The book starts by quoting a 1969 memo from then-President Nixon to the Secretary of Health, Education, and Welfare asking advice on a proposal by one Dr. Arnold A. Hutschnecker that advocated the virtual takeover of children by state and federal governments. Although much too heavy-handed ever to be swallowed whole by the American public, it came hard on the heels of the Great Societies of Kennedy and Johnson and has become the tacit premise upon which today's social workers, teachers, and school administrators act. Having provided excellent documentation, the book ends with a restatement of individual rights and a serious warning about their demise.
Both The Myth of the Hyperactive Child and Behavior Mod and the Managed Society are nonfiction, written to disclose what's happening so that individuals may take action. And if we don't.…

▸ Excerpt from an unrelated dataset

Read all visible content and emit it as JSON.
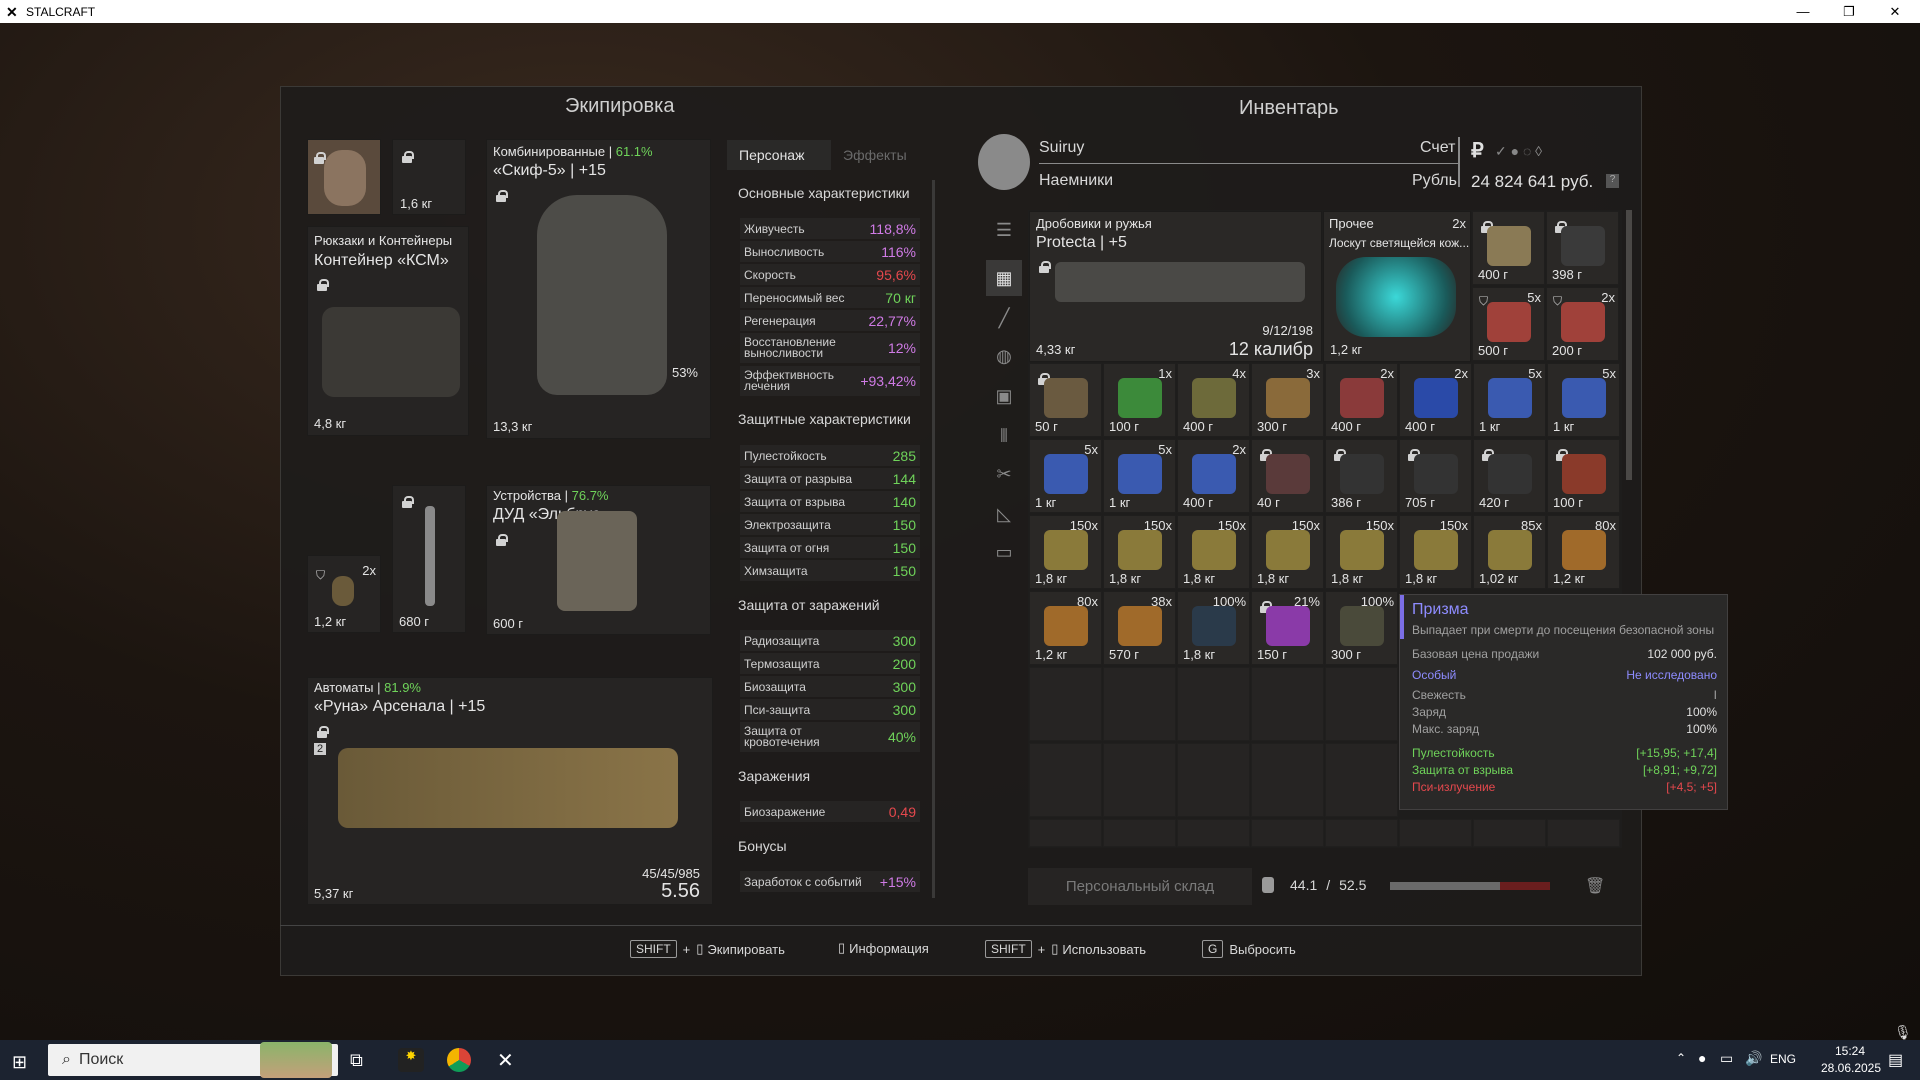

The Tomorrow File projects a culture where all the evils delineated by the first two books are built into the value system of the people. Set in 1998, The Tomorrow File presents an almost totally controlled populace from the point of view of the protagonist, Nicholas Bennington Flair. Flair is brilliant, with his high native intelligence aided by drugs, and has attained a top bureaucratic post in the hierarchy of the State.
Lawrence Sanders, the author, lets language disclose the history of what has gone before. People are now "objects." Dissenters are "obsos" who haven't been shaped by behavior mod, drugs, or genetic tinkering. What happens to individuals and their minds under these conditions constitutes the plot. Sanders does not pronounce moral judgment, although he leads the reader right to that door. His method makes the book exceptionally chilling; true horror is present in the events by their telling.
Sanders, who has also written a couple of other good mysteries (The Anderson Tapes, The First Deadly Sin, and The Second Deadly Sin), has structured this book as another who-done-it. It's well written, but I can't say it's entertaining. Rather, I'd describe it as being frighteningly significant. The reader is challenged to identify it all and tie it to today's happenings. For instance, a speech given by one of the "bad guys" defending the latest proposed attack on individual rights sounds very close to Senator Edward Kennedy defending gun control or proposing reforms of the criminal justice system.
If you still need a warning of what can happen to a society if the increased manipulation of people's psyches is not stopped, read The Tomorrow File. And if you still think that The Tomorrow File can't happen here, read the other two books.
In our march toward 1984, science fiction is well along the way to becoming science fact.
Ms. Baldridge, a public school and Montessori teacher, is currently researching a book on contemporary educational practices.